Task directions.
The answer must be a word-for-word copy of the records below, with every picture left out.

Extracted data.
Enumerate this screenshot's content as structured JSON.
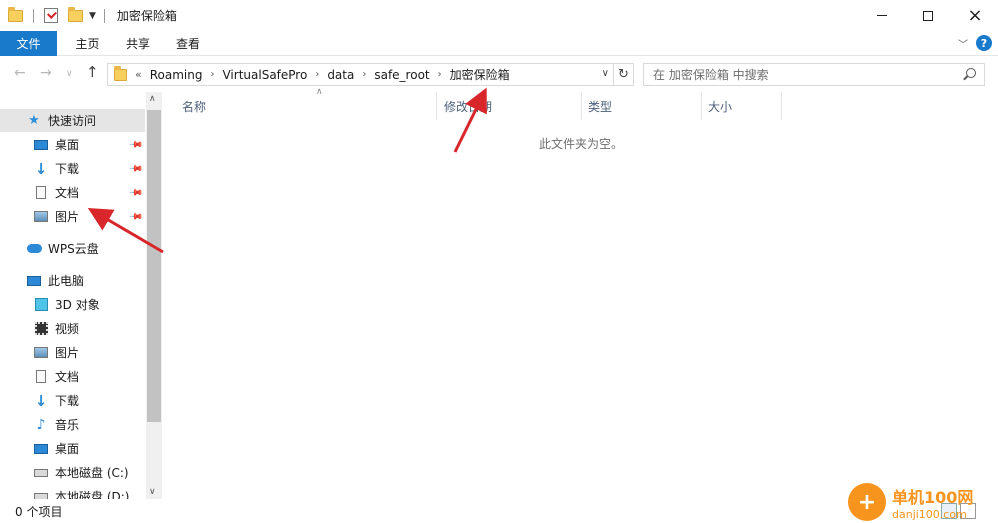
{
  "window": {
    "title": "加密保险箱",
    "quick_access_icons": [
      "folder-icon",
      "properties-check-icon",
      "new-folder-icon"
    ],
    "controls": {
      "minimize": "minimize",
      "maximize": "maximize",
      "close": "×"
    }
  },
  "ribbon": {
    "tabs": [
      "文件",
      "主页",
      "共享",
      "查看"
    ],
    "help": "?"
  },
  "address": {
    "lead": "«",
    "crumbs": [
      "Roaming",
      "VirtualSafePro",
      "data",
      "safe_root",
      "加密保险箱"
    ],
    "search_placeholder": "在 加密保险箱 中搜索"
  },
  "nav_pane": {
    "quick_access": "快速访问",
    "pinned": [
      "桌面",
      "下载",
      "文档",
      "图片"
    ],
    "wps": "WPS云盘",
    "this_pc": "此电脑",
    "pc_items": [
      "3D 对象",
      "视频",
      "图片",
      "文档",
      "下载",
      "音乐",
      "桌面",
      "本地磁盘 (C:)",
      "本地磁盘 (D:)"
    ]
  },
  "columns": {
    "name": "名称",
    "modified": "修改日期",
    "type": "类型",
    "size": "大小"
  },
  "content": {
    "empty_message": "此文件夹为空。"
  },
  "status": {
    "item_count": "0 个项目"
  },
  "watermark": {
    "main": "单机100网",
    "sub": "danji100.com"
  },
  "colors": {
    "accent": "#1979ca",
    "arrow": "#d8262b",
    "watermark": "#f7941d"
  }
}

Answer section.
Enumerate this screenshot's content as structured JSON.
{
  "window": {
    "title": "加密保险箱",
    "quick_access_icons": [
      "folder-icon",
      "properties-check-icon",
      "new-folder-icon"
    ],
    "controls": {
      "minimize": "minimize",
      "maximize": "maximize",
      "close": "×"
    }
  },
  "ribbon": {
    "tabs": [
      "文件",
      "主页",
      "共享",
      "查看"
    ],
    "help": "?"
  },
  "address": {
    "lead": "«",
    "crumbs": [
      "Roaming",
      "VirtualSafePro",
      "data",
      "safe_root",
      "加密保险箱"
    ],
    "search_placeholder": "在 加密保险箱 中搜索"
  },
  "nav_pane": {
    "quick_access": "快速访问",
    "pinned": [
      "桌面",
      "下载",
      "文档",
      "图片"
    ],
    "wps": "WPS云盘",
    "this_pc": "此电脑",
    "pc_items": [
      "3D 对象",
      "视频",
      "图片",
      "文档",
      "下载",
      "音乐",
      "桌面",
      "本地磁盘 (C:)",
      "本地磁盘 (D:)"
    ]
  },
  "columns": {
    "name": "名称",
    "modified": "修改日期",
    "type": "类型",
    "size": "大小"
  },
  "content": {
    "empty_message": "此文件夹为空。"
  },
  "status": {
    "item_count": "0 个项目"
  },
  "watermark": {
    "main": "单机100网",
    "sub": "danji100.com"
  },
  "colors": {
    "accent": "#1979ca",
    "arrow": "#d8262b",
    "watermark": "#f7941d"
  }
}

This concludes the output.